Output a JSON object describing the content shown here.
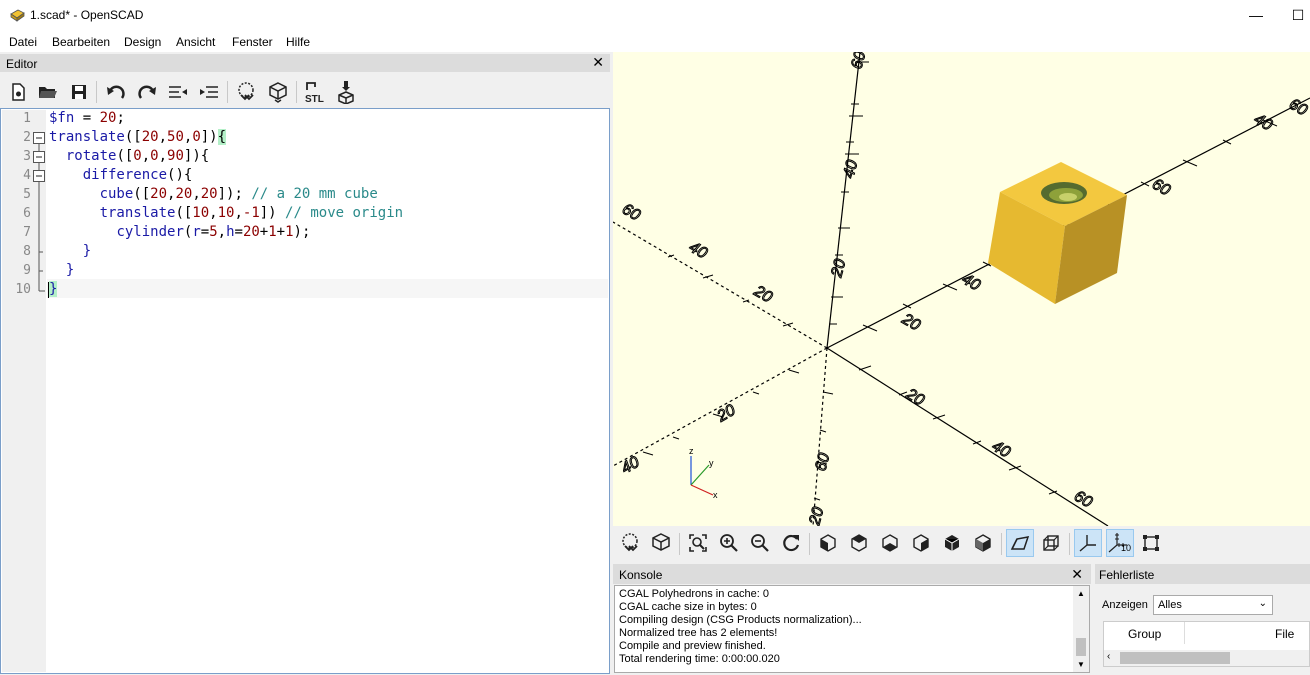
{
  "window": {
    "title": "1.scad* - OpenSCAD",
    "minimize": "—",
    "maximize": "☐"
  },
  "menu": [
    "Datei",
    "Bearbeiten",
    "Design",
    "Ansicht",
    "Fenster",
    "Hilfe"
  ],
  "editor": {
    "title": "Editor",
    "close": "✕",
    "line_numbers": [
      "1",
      "2",
      "3",
      "4",
      "5",
      "6",
      "7",
      "8",
      "9",
      "10"
    ]
  },
  "viewport": {
    "axis_labels": [
      "60",
      "40",
      "20",
      "20",
      "40",
      "60",
      "20",
      "40",
      "60",
      "20",
      "40",
      "60",
      "20",
      "40",
      "60",
      "20",
      "40",
      "60"
    ],
    "gizmo": {
      "z": "z",
      "y": "y",
      "x": "x"
    }
  },
  "view_toolbar": {
    "scale_label": "10"
  },
  "console": {
    "title": "Konsole",
    "close": "✕",
    "lines": [
      "CGAL Polyhedrons in cache: 0",
      "CGAL cache size in bytes: 0",
      "Compiling design (CSG Products normalization)...",
      "Normalized tree has 2 elements!",
      "Compile and preview finished.",
      "Total rendering time: 0:00:00.020"
    ]
  },
  "errors": {
    "title": "Fehlerliste",
    "filter_label": "Anzeigen",
    "filter_value": "Alles",
    "col_group": "Group",
    "col_file": "File"
  },
  "colors": {
    "viewport_bg": "#ffffe5",
    "cube_top": "#f3c83f",
    "cube_front": "#e6b930",
    "cube_side": "#b89125",
    "keyword": "#1a1aa6",
    "number": "#8b0000",
    "comment": "#2a8a8a"
  }
}
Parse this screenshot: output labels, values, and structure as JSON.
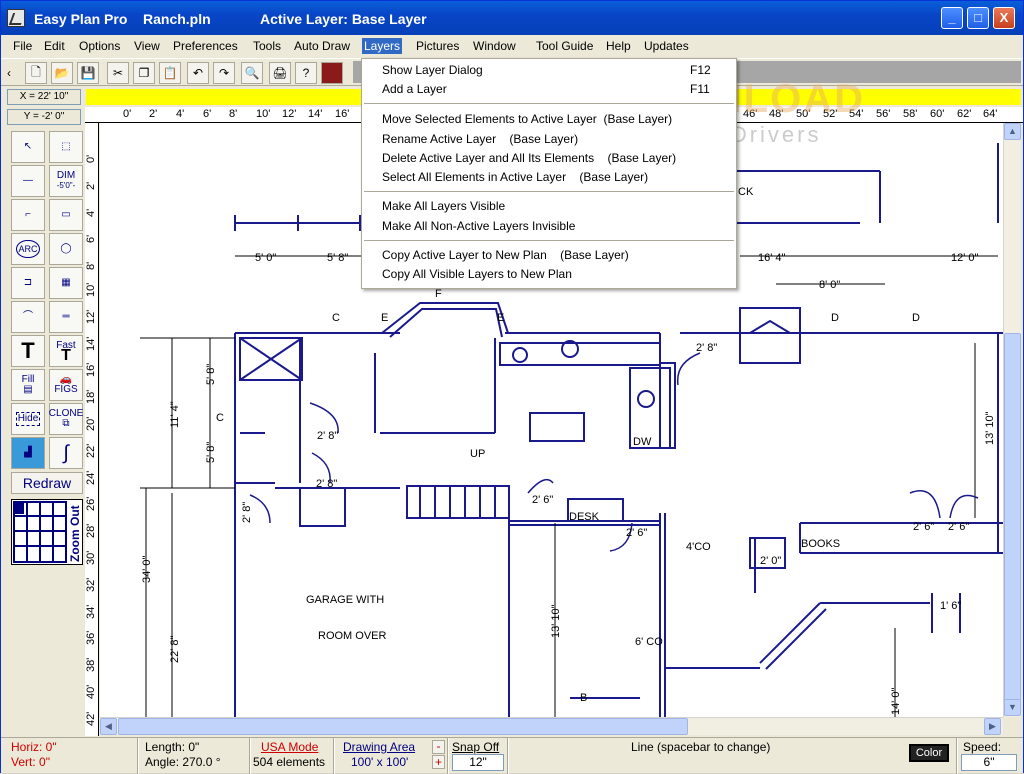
{
  "window": {
    "app_name": "Easy Plan Pro",
    "file_name": "Ranch.pln",
    "active_layer": "Active Layer: Base Layer",
    "buttons": {
      "minimize": "_",
      "maximize": "□",
      "close": "X"
    }
  },
  "menubar": [
    "File",
    "Edit",
    "Options",
    "View",
    "Preferences",
    "Tools",
    "Auto Draw",
    "Layers",
    "Pictures",
    "Window",
    "Tool Guide",
    "Help",
    "Updates"
  ],
  "coords": {
    "x": "X = 22' 10\"",
    "y": "Y = -2' 0\""
  },
  "ruler": {
    "h_labels": [
      "0'",
      "2'",
      "4'",
      "6'",
      "8'",
      "10'",
      "12'",
      "14'",
      "16'",
      "46'",
      "48'",
      "50'",
      "52'",
      "54'",
      "56'",
      "58'",
      "60'",
      "62'",
      "64'"
    ],
    "v_labels": [
      "0'",
      "2'",
      "4'",
      "6'",
      "8'",
      "10'",
      "12'",
      "14'",
      "16'",
      "18'",
      "20'",
      "22'",
      "24'",
      "26'",
      "28'",
      "30'",
      "32'",
      "34'",
      "36'",
      "38'",
      "40'",
      "42'"
    ]
  },
  "left_panel": {
    "dim_label": "DIM",
    "dim_sub": "-5'0\"-",
    "arc_label": "ARC",
    "fast_label": "Fast",
    "fill_label": "Fill",
    "figs_label": "FIGS",
    "hide_label": "Hide",
    "clone_label": "CLONE",
    "redraw_label": "Redraw",
    "zoom_out_label": "Zoom Out"
  },
  "layers_menu": {
    "items": [
      {
        "label": "Show Layer Dialog",
        "shortcut": "F12"
      },
      {
        "label": "Add a Layer",
        "shortcut": "F11"
      },
      {
        "label": "Move Selected Elements to Active Layer  (Base Layer)",
        "shortcut": ""
      },
      {
        "label": "Rename Active Layer    (Base Layer)",
        "shortcut": ""
      },
      {
        "label": "Delete Active Layer and All Its Elements    (Base Layer)",
        "shortcut": ""
      },
      {
        "label": "Select All Elements in Active Layer    (Base Layer)",
        "shortcut": ""
      },
      {
        "label": "Make All Layers Visible",
        "shortcut": ""
      },
      {
        "label": "Make All Non-Active Layers Invisible",
        "shortcut": ""
      },
      {
        "label": "Copy Active Layer to New Plan    (Base Layer)",
        "shortcut": ""
      },
      {
        "label": "Copy All Visible Layers to New Plan",
        "shortcut": ""
      }
    ]
  },
  "watermark": {
    "main": "FIBERDOWNLOAD",
    "sub": "Software - Games - Drivers"
  },
  "plan": {
    "labels": {
      "garage_1": "GARAGE WITH",
      "garage_2": "ROOM OVER",
      "up": "UP",
      "dw": "DW",
      "desk": "DESK",
      "books": "BOOKS",
      "co4": "4'CO",
      "co6": "6' CO",
      "b": "B",
      "c1": "C",
      "c2": "C",
      "f": "F",
      "e1": "E",
      "e2": "E",
      "d1": "D",
      "d2": "D",
      "ck": "CK"
    },
    "dims": {
      "d5_0": "5' 0\"",
      "d5_8": "5' 8\"",
      "d16_4": "16' 4\"",
      "d12_0": "12' 0\"",
      "d8_0": "8' 0\"",
      "d2_8a": "2' 8\"",
      "d2_8b": "2' 8\"",
      "d2_8c": "2' 8\"",
      "d2_8d": "2' 8\"",
      "d2_6a": "2' 6\"",
      "d2_6b": "2' 6\"",
      "d2_6c": "2' 6\"",
      "d2_6d": "2' 6\"",
      "d11_4": "11' 4\"",
      "d5_8v1": "5' 8\"",
      "d5_8v2": "5' 8\"",
      "d34_0": "34' 0\"",
      "d22_8": "22' 8\"",
      "d13_10a": "13' 10\"",
      "d13_10b": "13' 10\"",
      "d14_0": "14' 0\"",
      "d2_0": "2' 0\"",
      "d1_6": "1' 6\""
    }
  },
  "status": {
    "horiz": "Horiz: 0\"",
    "vert": "Vert: 0\"",
    "length": "Length: 0\"",
    "angle": "Angle: 270.0 °",
    "usa_mode": "USA Mode",
    "elements": "504 elements",
    "drawing_area": "Drawing Area",
    "area_size": "100' x 100'",
    "snap": "Snap Off",
    "snap_value": "12\"",
    "line_mode": "Line  (spacebar to change)",
    "color": "Color",
    "speed": "Speed:",
    "speed_value": "6\""
  },
  "colors": {
    "plan_line": "#1a1a8c",
    "title_bar": "#0846c7",
    "menu_highlight": "#316ac5",
    "status_red": "#cc0000",
    "status_blue": "#000080"
  }
}
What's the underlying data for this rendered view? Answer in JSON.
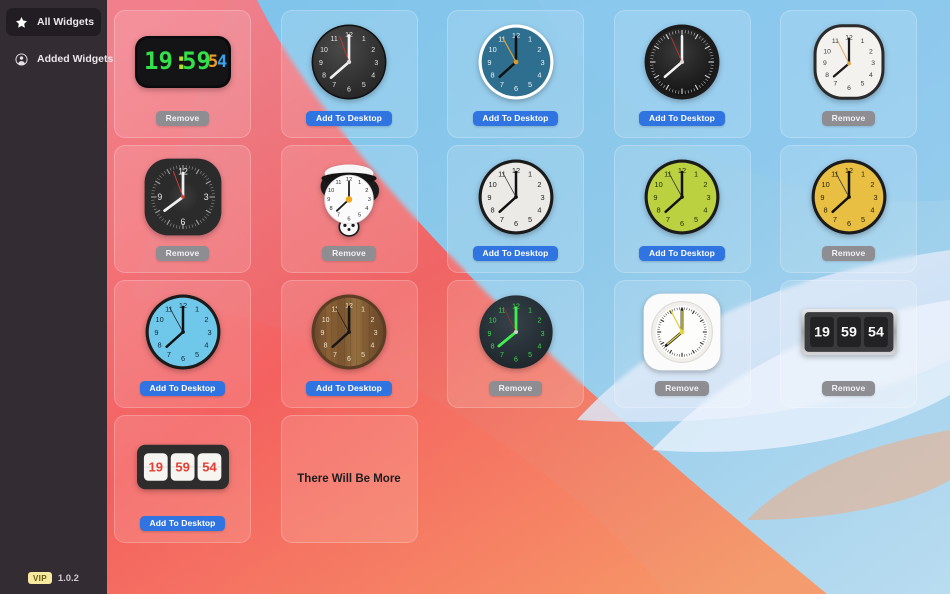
{
  "app": {
    "version": "1.0.2",
    "vip_badge": "VIP"
  },
  "sidebar": {
    "items": [
      {
        "label": "All Widgets",
        "icon": "star-icon",
        "active": true
      },
      {
        "label": "Added Widgets",
        "icon": "user-circle-icon",
        "active": false
      }
    ]
  },
  "buttons": {
    "add": "Add To Desktop",
    "remove": "Remove"
  },
  "time": {
    "hours": "19",
    "minutes": "59",
    "seconds": "54",
    "digital_display": "19:59:54"
  },
  "colors": {
    "accent_blue": "#2f74e0",
    "remove_gray": "#8d8d92",
    "vip_yellow": "#f7e9a0",
    "sidebar_bg": "#332c33"
  },
  "placeholder": {
    "text": "There Will Be More"
  },
  "widgets": [
    {
      "name": "led-digital-clock",
      "type": "digital-led",
      "action": "remove",
      "display": "19:59:54"
    },
    {
      "name": "dark-round-clock",
      "type": "analog",
      "action": "add"
    },
    {
      "name": "teal-round-clock",
      "type": "analog",
      "action": "add"
    },
    {
      "name": "black-ticks-clock",
      "type": "analog",
      "action": "add"
    },
    {
      "name": "white-squircle-clock",
      "type": "analog",
      "action": "remove"
    },
    {
      "name": "dark-squircle-clock",
      "type": "analog",
      "action": "remove"
    },
    {
      "name": "panda-clock",
      "type": "analog",
      "action": "remove"
    },
    {
      "name": "classic-white-clock",
      "type": "analog",
      "action": "add"
    },
    {
      "name": "olive-green-clock",
      "type": "analog",
      "action": "add"
    },
    {
      "name": "golden-yellow-clock",
      "type": "analog",
      "action": "remove"
    },
    {
      "name": "sky-blue-clock",
      "type": "analog",
      "action": "add"
    },
    {
      "name": "wooden-clock",
      "type": "analog",
      "action": "add"
    },
    {
      "name": "neon-green-clock",
      "type": "analog",
      "action": "remove"
    },
    {
      "name": "white-frame-gold-clock",
      "type": "analog",
      "action": "remove"
    },
    {
      "name": "silver-flip-clock",
      "type": "flip-dark",
      "action": "remove"
    },
    {
      "name": "red-flip-clock",
      "type": "flip-light",
      "action": "add"
    },
    {
      "name": "coming-soon-placeholder",
      "type": "placeholder",
      "action": "none"
    }
  ]
}
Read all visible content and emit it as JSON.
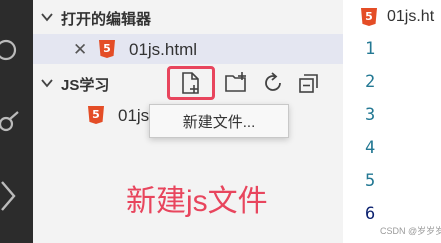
{
  "sidebar": {
    "open_editors": {
      "title": "打开的编辑器",
      "files": [
        {
          "name": "01js.html",
          "icon": "html5-icon",
          "badge": "5"
        }
      ]
    },
    "workspace": {
      "title": "JS学习",
      "toolbar": [
        {
          "name": "new-file-icon",
          "highlighted": true
        },
        {
          "name": "new-folder-icon",
          "highlighted": false
        },
        {
          "name": "refresh-icon",
          "highlighted": false
        },
        {
          "name": "collapse-all-icon",
          "highlighted": false
        }
      ],
      "files": [
        {
          "name": "01js.html",
          "visible_text": "01js",
          "icon": "html5-icon",
          "badge": "5"
        }
      ]
    },
    "tooltip": "新建文件..."
  },
  "annotation": "新建js文件",
  "editor": {
    "tab_label": "01js.ht",
    "tab_badge": "5",
    "line_numbers": [
      "1",
      "2",
      "3",
      "4",
      "5",
      "6"
    ]
  },
  "watermark": "CSDN @岁岁岁平安",
  "colors": {
    "activity_bar": "#2c2c2c",
    "sidebar_bg": "#f3f3f3",
    "selected_row": "#e4e6f1",
    "html5_orange": "#e44d26",
    "highlight_red": "#e8455d",
    "line_number": "#237893"
  }
}
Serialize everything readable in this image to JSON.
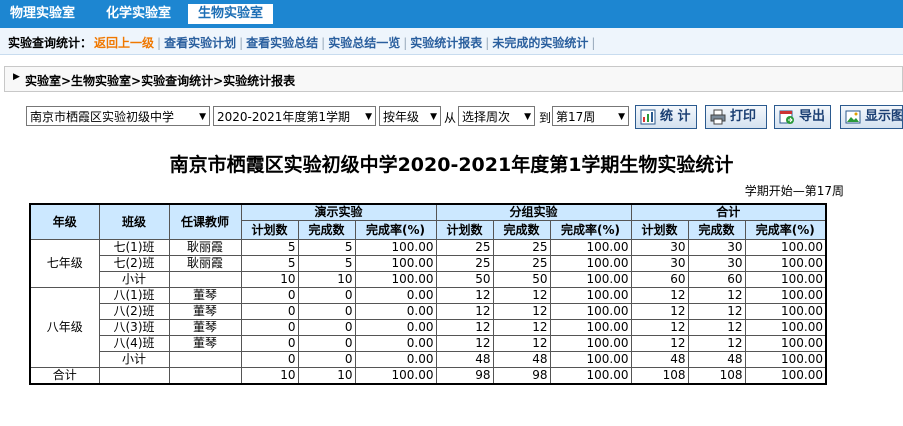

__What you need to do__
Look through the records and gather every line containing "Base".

__Answer to the problem__
    "active_layer": "Active Layer: Base Layer",
        "label": "Move Selected Elements to Active Layer  (Base Layer)",
        "label": "Rename Active Layer    (Base Layer)",
        "label": "Delete Active Layer and All Its Elements    (Base Layer)",
        "label": "Select All Elements in Active Layer    (Base Layer)",
        "label": "Copy Active Layer to New Plan    (Base Layer)",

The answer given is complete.